6 Healthy Foods You Should Be Eating, But Aren’t
These days, new diets are very popular and we are always reading about foods we should and shouldn’t be eating. You may be familiar with some healthy foods, but what about healthy foods that we seem to forget to eat? Maintaining a healthy diet is a large part of joint health and joint pain management. Incorporating these healthy foods into your diet can contribute to the prevention of joint pain and discomfort. Healthy eating, exercise, and natural joint supplements as a whole can address joint problems from all angles. To help remind you which healthy foods are out there that you should be eating, but aren’t, we’ve made this simple list.
1. Red Cabbage
All types of cabbage are healthy, but red cabbage is known for its crisp taste and low caloric intake. Red cabbage is a good source of vitamins A, D, and K, folate, and fiber. Because it’s rich in antioxidants, this veggie can boost cancer-fighting enzymes. The best part about cabbage is that you can eat it raw, cooked, stand-alone, or mixed in a dish like coleslaw. It can also be added to casseroles, sandwiches, burgers, soups, salads, and many other things. You might just want to get ahead of red cabbage and leave it in your crisper to see what kind of creative ways you can use it.
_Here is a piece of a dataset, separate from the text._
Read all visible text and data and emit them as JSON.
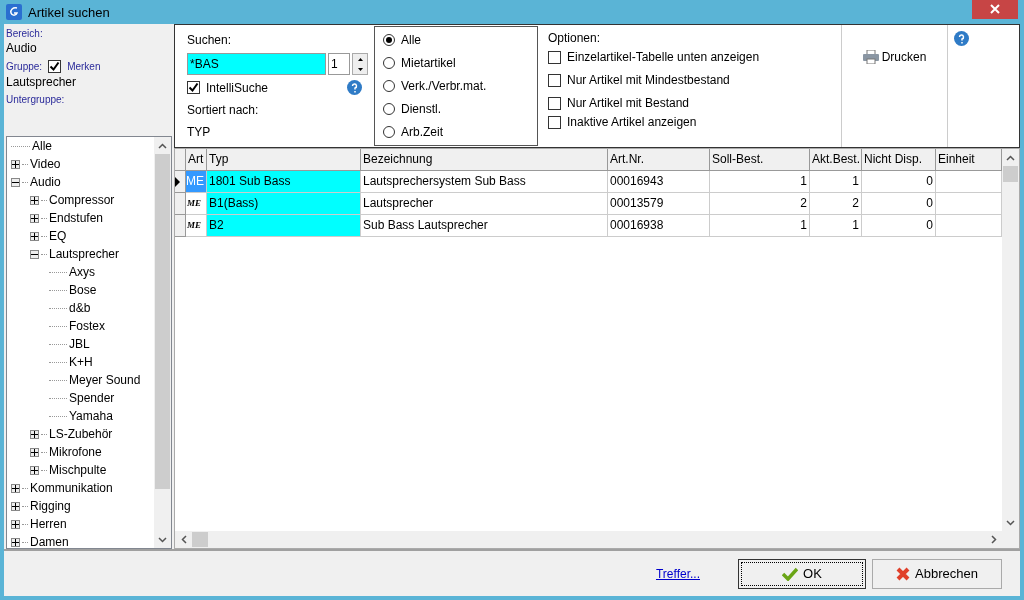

You may have heard of the tiny red pomegranate seeds before, but you might not have known how healthy they are for you. This bright red fruit is full of antioxidants, natural chemicals that soak up free radicals that harm tissues and can cause chronic conditions like cancer and Alzheimer’s. If you can, eat the fruit in its entirety, the tart jelly-like taste will be different from anything you’ve tried before. If you don’t have time to get the fruit ready, you can drink a glass of pomegranate juice and reap the same benefits.
A popular leafy green, kale sometimes get tossed to the wayside when we think of salad or home cooked sides. Kale has a slew of cancer-fighting antioxidants and is a great source of Vitamin A, which helps strengthen skin and eye health, as well as boosts the immune system. One cup of kale has as much vitamin C as an orange. Kale is also a great source of heart-healthy fiber.
4. Sweet Potatoes
Many people write off sweet potatoes because they believe they are high in calories and carbs, but don’t let that fool you. Sweet potatoes are filled with nutrients and make for a great source of beta-carotene, vitamin A, fiber, and potassium. Because they are so versatile and packed with nutritional value, sweet potatoes can be enjoyed with few extra calories. Baked, boiled, mashed, or in french fry form, there is no question that sweet potatoes are delicious!
It’s surprising how many people haven’t tried lentils and don’t incorporate them into their diet. Lentils hail from the legume family and have been part of the human diet since Neolithic times despite their unpopularity. Not only are they healthy and affordable, lentils offer a versatile option for dinners. A half cup of cooked lentils has over 9 grams of protein and 8 grams dietary fiber. Additionally, lentils are a good source of folate and iron.
6. Pumpkin Seeds
Did you know the seeds are the most nutritious part of the pumpkin? Most people don’t. Pumpkin seeds provide magnesium, which promotes a healthy heart, proper bone and tooth formation, proper bowel function, and relaxation of your blood vessels. They are also a good source of zinc, which aids in immunity, cell growth and division, sleep, and prostate health in men. We recommend eating them with the shell because it includes extra fiber.